Also recognize what this means to the USA and Americans. They are now in an 'inevitable' decline in their relevance, as an economic and financial power, as a geopolitical and military power, and as a cultural and social power. It will be very painful for the Americans to take, as the world loses interest in them and starts to admire the Chinese instead. To understand what this can bring, look at Britain and how much it suffered and its population bitterly complained about the past glories of the days of empire. And tried to hold on to a special place on the world stage but obviously was being replaced by the USA. Britain went into years, decades even of internal bickering, labor strife and the blame-game. It wasn't really until Margaret Thatcher and the Falklands war, that kind of shook Britain out of the decades of despair into a state of discovering its new place as one of the major powers while no longer a superpower, and able to feel proud of itself again. A similar painful stage is now coming to the USA, and they will not want to hear that they are falling behind. They will easily become provoked and angry when people start to say that. Yet it is.. (sorry).. inevitable, if Kondratiev's Wave holds true for this next cycle - and all signs suggest the theory holds. The USA has already committed all the typical steps and problems that occur to propel the downfall - look at how much the nation has gone into debt - for what? To finance two lengthy wars and to give the millionaires big tax brakes. Those debts will have to be paid - and who owns most of that debt? China.

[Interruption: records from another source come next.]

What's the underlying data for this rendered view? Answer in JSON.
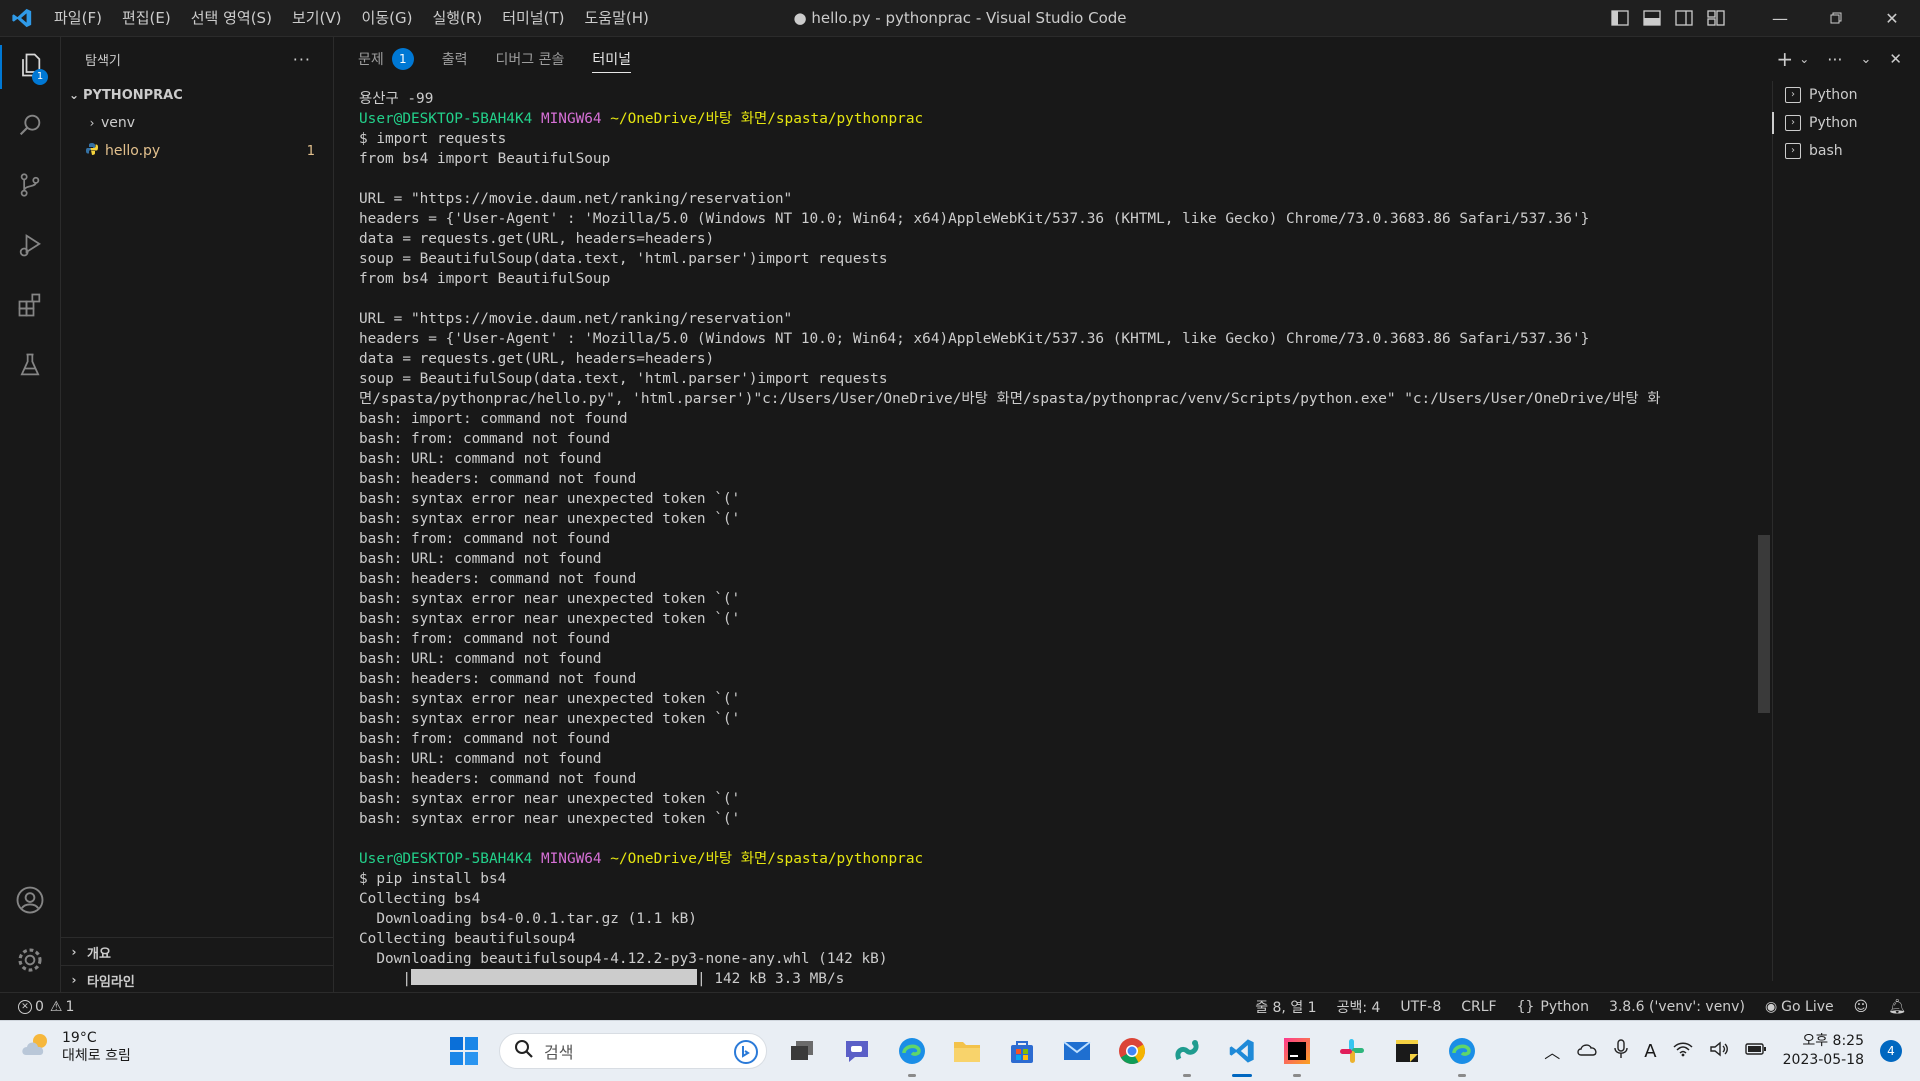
{
  "titlebar": {
    "menu": [
      "파일(F)",
      "편집(E)",
      "선택 영역(S)",
      "보기(V)",
      "이동(G)",
      "실행(R)",
      "터미널(T)",
      "도움말(H)"
    ],
    "title": "● hello.py - pythonprac - Visual Studio Code"
  },
  "activity": {
    "explorer_badge": "1"
  },
  "sidebar": {
    "title": "탐색기",
    "folder": "PYTHONPRAC",
    "items": [
      {
        "label": "venv"
      },
      {
        "label": "hello.py",
        "badge": "1"
      }
    ],
    "outline": "개요",
    "timeline": "타임라인"
  },
  "panel": {
    "tabs": [
      {
        "label": "문제",
        "badge": "1"
      },
      {
        "label": "출력"
      },
      {
        "label": "디버그 콘솔"
      },
      {
        "label": "터미널"
      }
    ],
    "terminals": [
      "Python",
      "Python",
      "bash"
    ]
  },
  "terminal": {
    "lines": [
      "용산구 -99",
      {
        "prompt": true
      },
      "$ import requests",
      "from bs4 import BeautifulSoup",
      "",
      "URL = \"https://movie.daum.net/ranking/reservation\"",
      "headers = {'User-Agent' : 'Mozilla/5.0 (Windows NT 10.0; Win64; x64)AppleWebKit/537.36 (KHTML, like Gecko) Chrome/73.0.3683.86 Safari/537.36'}",
      "data = requests.get(URL, headers=headers)",
      "soup = BeautifulSoup(data.text, 'html.parser')import requests",
      "from bs4 import BeautifulSoup",
      "",
      "URL = \"https://movie.daum.net/ranking/reservation\"",
      "headers = {'User-Agent' : 'Mozilla/5.0 (Windows NT 10.0; Win64; x64)AppleWebKit/537.36 (KHTML, like Gecko) Chrome/73.0.3683.86 Safari/537.36'}",
      "data = requests.get(URL, headers=headers)",
      "soup = BeautifulSoup(data.text, 'html.parser')import requests",
      "면/spasta/pythonprac/hello.py\", 'html.parser')\"c:/Users/User/OneDrive/바탕 화면/spasta/pythonprac/venv/Scripts/python.exe\" \"c:/Users/User/OneDrive/바탕 화",
      "bash: import: command not found",
      "bash: from: command not found",
      "bash: URL: command not found",
      "bash: headers: command not found",
      "bash: syntax error near unexpected token `('",
      "bash: syntax error near unexpected token `('",
      "bash: from: command not found",
      "bash: URL: command not found",
      "bash: headers: command not found",
      "bash: syntax error near unexpected token `('",
      "bash: syntax error near unexpected token `('",
      "bash: from: command not found",
      "bash: URL: command not found",
      "bash: headers: command not found",
      "bash: syntax error near unexpected token `('",
      "bash: syntax error near unexpected token `('",
      "bash: from: command not found",
      "bash: URL: command not found",
      "bash: headers: command not found",
      "bash: syntax error near unexpected token `('",
      "bash: syntax error near unexpected token `('",
      "",
      {
        "prompt": true
      },
      "$ pip install bs4",
      "Collecting bs4",
      "  Downloading bs4-0.0.1.tar.gz (1.1 kB)",
      "Collecting beautifulsoup4",
      "  Downloading beautifulsoup4-4.12.2-py3-none-any.whl (142 kB)",
      {
        "progress": true
      }
    ],
    "prompt_user": "User@DESKTOP-5BAH4K4",
    "prompt_env": "MINGW64",
    "prompt_path": "~/OneDrive/바탕 화면/spasta/pythonprac",
    "progress_text": "142 kB 3.3 MB/s"
  },
  "statusbar": {
    "errors": "0",
    "warnings": "1",
    "position": "줄 8, 열 1",
    "spaces": "공백: 4",
    "encoding": "UTF-8",
    "eol": "CRLF",
    "language": "Python",
    "interpreter": "3.8.6 ('venv': venv)",
    "golive": "Go Live"
  },
  "taskbar": {
    "temp": "19°C",
    "weather": "대체로 흐림",
    "search_placeholder": "검색",
    "time": "오후 8:25",
    "date": "2023-05-18",
    "notifications": "4"
  },
  "colors": {
    "accent": "#0078d4",
    "prompt_green": "#23d18b",
    "prompt_magenta": "#d670d6",
    "prompt_yellow": "#e5e510"
  }
}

So thats whats on my mind today. The Kondratiev Wave. Its come to fulfill yet another cycle. China will have 50 years now (maybe 55) until the next global hegemony power steps in. Who will that be? Maybe India, maybe Russia, maybe Nigeria, maybe Brazil, maybe Indonesia, maybe a unified EU/Eurozone. Maybe a nation that today doesn't exist (remember how Germany didn't exist when France was the global hegemony power before it).